Frequently, people wind up taking out fully a loan that is 2nd repay the first, then a third to stay the second. “It quickly spirals out of control, ” said Mark Taylor, an employee in rural Virginia this is certainly western whom the difficulties of online payday lenders much much better than many.

Taylor, 50, is truly a industry solution professional when it comes to ongoing company that creates rescue chambers for coal mines. He took away an internet loan during the summer time of 2013, and quickly got just as much as their ears with financial obligation.

Taylor claimed he needed the mortgage to help protect a $3,000 advance re re payment to get the land upon which their mother everyday life. Taylor didn’t have enough money and stressed that their perhaps maybe maybe not sufficient credit would keep him from being qualified for the standard loan from a bank.

Taylor went on the web and borrowed $1,000 from a lender called Silver Cloud Financial, Inc. its a tribal financing entity owned and operated because of the Habematolel Pomo of Upper Lake, an indigenous usa tribe in rural north Ca. Taylor reported he just had to give Silver Cloud information that is minimal for instance the title of these business, the amount of he had been paid, together with his checking account volume. He consented to let Silver Cloud make withdrawals that are automated their bank account on payday every 14 days to cover interest and expenses with regards to loan.

Right after looking to get the home loan, Taylor saw the funds are located in their account. Despite the fact that advance loan assisted Taylor pick the land, it included a 705 percent annualized interest rate. Throughout the amount of 10 months, Taylor would have to spend a additional $3,150 alongside the $1,000 he’d lent.

Although Taylor works complete a while makes a $48,000 yearly income, he discovered it not practical to keep along with the re re re payments yet still have actually cash staying for cost of living.
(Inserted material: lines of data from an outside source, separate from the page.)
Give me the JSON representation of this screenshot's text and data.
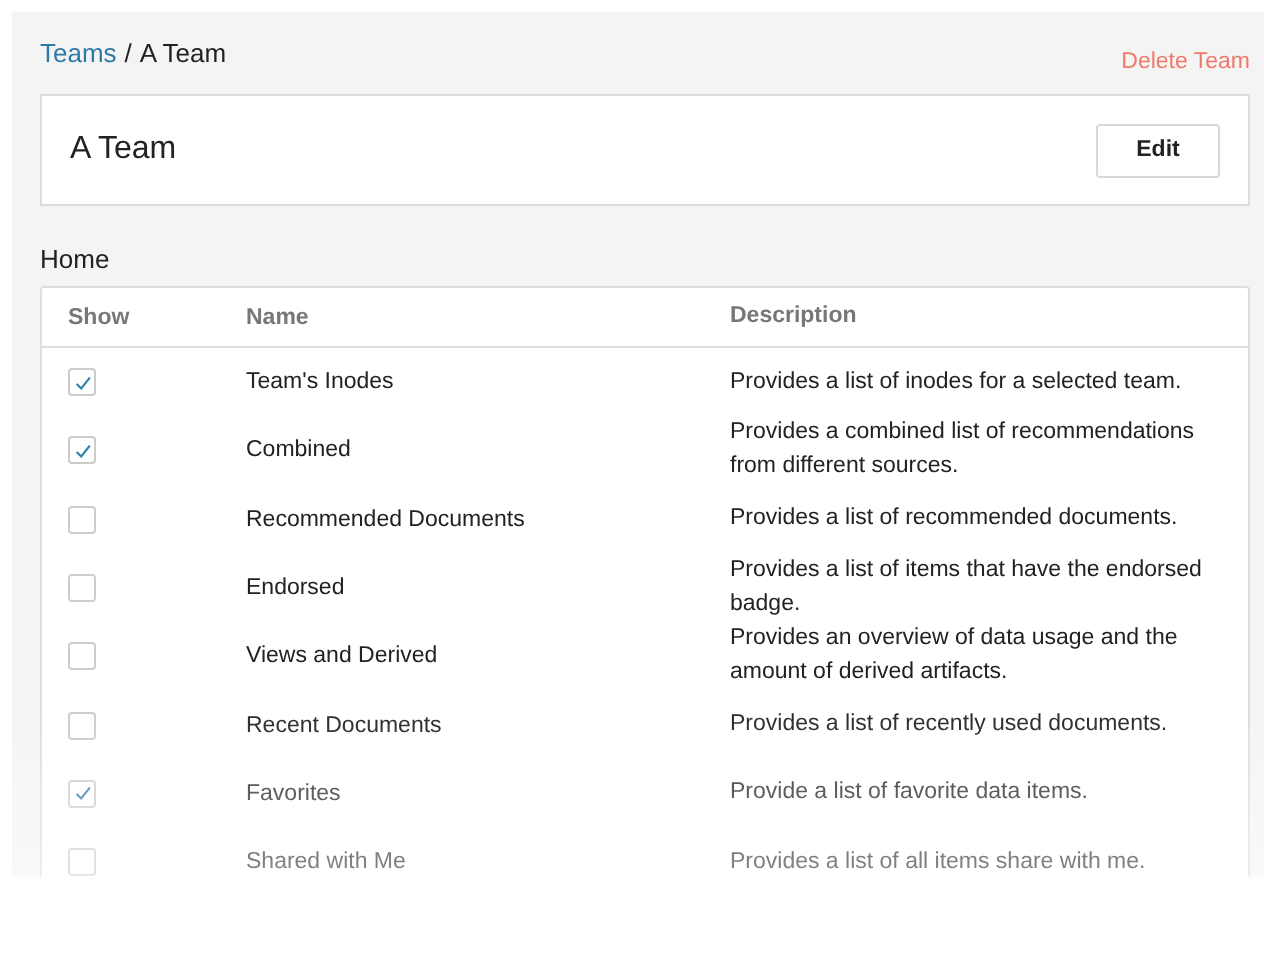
{
  "breadcrumb": {
    "parent": "Teams",
    "separator": "/",
    "current": "A Team"
  },
  "delete_action": "Delete Team",
  "team_card": {
    "title": "A Team",
    "edit_button": "Edit"
  },
  "section_title": "Home",
  "table": {
    "columns": [
      "Show",
      "Name",
      "Description"
    ],
    "rows": [
      {
        "checked": true,
        "name": "Team's Inodes",
        "description": "Provides a list of inodes for a selected team."
      },
      {
        "checked": true,
        "name": "Combined",
        "description": "Provides a combined list of recommendations from different sources."
      },
      {
        "checked": false,
        "name": "Recommended Documents",
        "description": "Provides a list of recommended documents."
      },
      {
        "checked": false,
        "name": "Endorsed",
        "description": "Provides a list of items that have the endorsed badge."
      },
      {
        "checked": false,
        "name": "Views and Derived",
        "description": "Provides an overview of data usage and the amount of derived artifacts."
      },
      {
        "checked": false,
        "name": "Recent Documents",
        "description": "Provides a list of recently used documents."
      },
      {
        "checked": true,
        "name": "Favorites",
        "description": "Provide a list of favorite data items."
      },
      {
        "checked": false,
        "name": "Shared with Me",
        "description": "Provides a list of all items share with me."
      }
    ]
  }
}
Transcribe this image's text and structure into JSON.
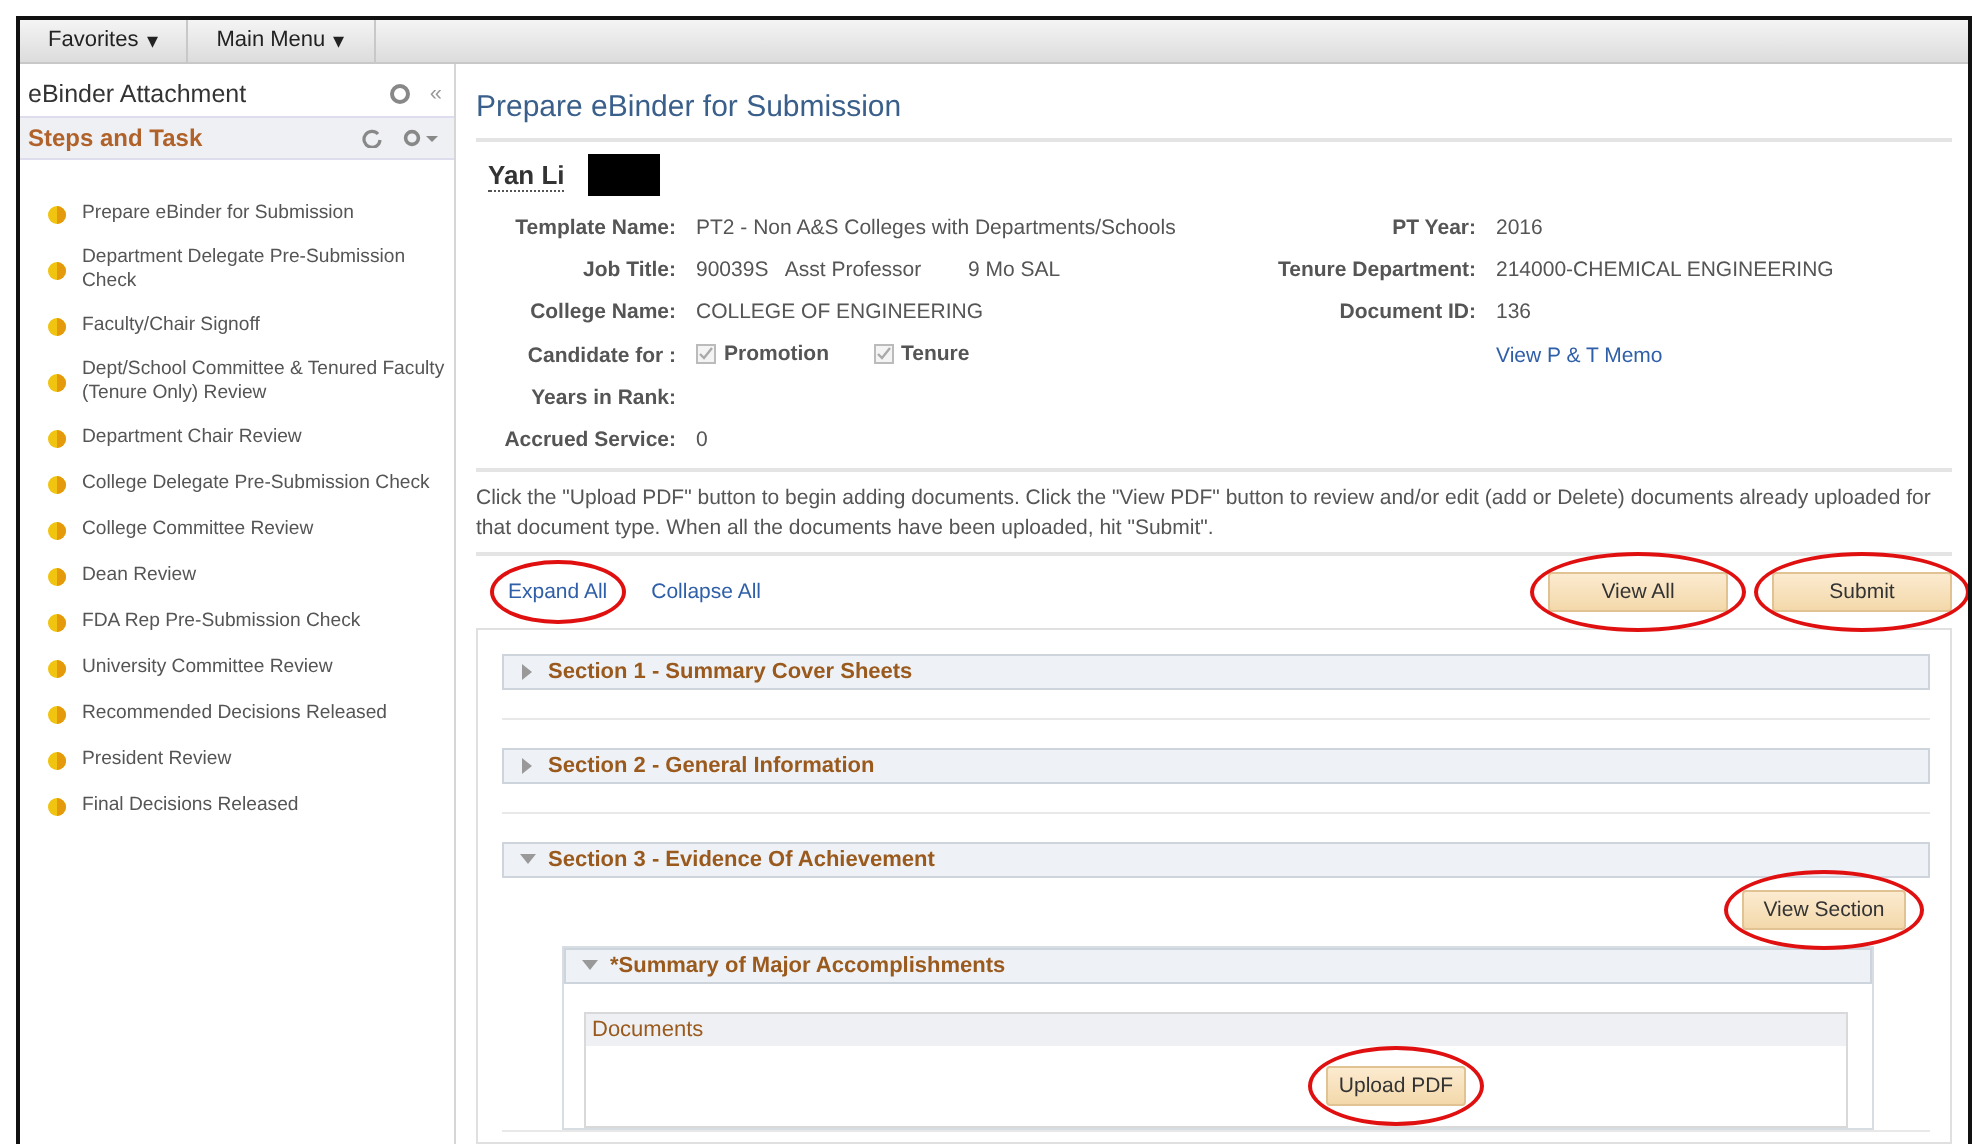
{
  "menu_bar": {
    "items": [
      {
        "label": "Favorites",
        "caret": "▾"
      },
      {
        "label": "Main Menu",
        "caret": "▾"
      }
    ]
  },
  "sidebar": {
    "title": "eBinder Attachment",
    "collapse": "«",
    "section_title": "Steps and Task",
    "items": [
      {
        "label": "Prepare eBinder for Submission"
      },
      {
        "label": "Department Delegate Pre-Submission Check"
      },
      {
        "label": "Faculty/Chair Signoff"
      },
      {
        "label": "Dept/School Committee & Tenured Faculty (Tenure Only) Review"
      },
      {
        "label": "Department Chair Review"
      },
      {
        "label": "College Delegate Pre-Submission Check"
      },
      {
        "label": "College Committee Review"
      },
      {
        "label": "Dean Review"
      },
      {
        "label": "FDA Rep Pre-Submission Check"
      },
      {
        "label": "University Committee Review"
      },
      {
        "label": "Recommended Decisions Released"
      },
      {
        "label": "President Review"
      },
      {
        "label": "Final Decisions Released"
      }
    ]
  },
  "page": {
    "title": "Prepare eBinder for Submission",
    "candidate_name": "Yan Li",
    "redacted": true,
    "left_fields": [
      {
        "label": "Template Name:",
        "value": "PT2 - Non A&S Colleges with Departments/Schools"
      },
      {
        "label": "Job Title:",
        "value": "90039S   Asst Professor        9 Mo SAL"
      },
      {
        "label": "College Name:",
        "value": "COLLEGE OF ENGINEERING"
      }
    ],
    "right_fields": [
      {
        "label": "PT Year:",
        "value": "2016"
      },
      {
        "label": "Tenure Department:",
        "value": "214000-CHEMICAL ENGINEERING"
      },
      {
        "label": "Document ID:",
        "value": "136"
      }
    ],
    "memo_link": "View P & T Memo",
    "candidate_for": {
      "label": "Candidate for :",
      "options": [
        {
          "label": "Promotion",
          "checked": true
        },
        {
          "label": "Tenure",
          "checked": true
        }
      ]
    },
    "lower_fields": [
      {
        "label": "Years in Rank:"
      },
      {
        "label": "Accrued Service:",
        "value": "0"
      }
    ],
    "instructions": "Click the \"Upload PDF\" button to begin adding documents. Click the \"View PDF\" button to review and/or edit (add or Delete) documents already uploaded for that document type. When all the documents have been uploaded, hit \"Submit\".",
    "links": [
      {
        "label": "Expand All",
        "circled": true
      },
      {
        "label": "Collapse All",
        "circled": false
      }
    ],
    "buttons": [
      {
        "label": "View All",
        "circled": true
      },
      {
        "label": "Submit",
        "circled": true
      }
    ],
    "sections": [
      {
        "title": "Section 1 - Summary Cover Sheets",
        "expanded": false
      },
      {
        "title": "Section 2 - General Information",
        "expanded": false
      },
      {
        "title": "Section 3 - Evidence Of Achievement",
        "expanded": true,
        "button": {
          "label": "View Section",
          "circled": true
        },
        "subsection": {
          "title": "*Summary of Major Accomplishments",
          "expanded": true,
          "box_title": "Documents",
          "button": {
            "label": "Upload PDF",
            "circled": true
          }
        }
      }
    ]
  }
}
Afraid of what might take place if he defaulted in the loan, Taylor went on the net and borrowed more cash, from a payday lender that is various. As he couldn’t pay off the loan that is 2nd Taylor took straight down a third. After which it a 4th, and after that, finally, in 2014, a 5th october.

The home loan companies was in fact using Taylor’s paycheck that is entire two weeks, Taylor claimed, in which he started working odd jobs to generate cash that is additional. He also had a need to write bad checks to buy meals for himself together with his mom.

However, it had been not practical to keep at the top of re re payments. Taylor finished up being searching for a loan that is consolidated protect his debts down as he arrived over the Virginia Poverty Law Center, that gives free appropriate answers to low-income state residents. The center told Taylor that the sorts of loans he’d been provided have been illegal in Virginia, where state legislation claims online pay day loan providers can’t charge more than 12 percent annual interest without a permit.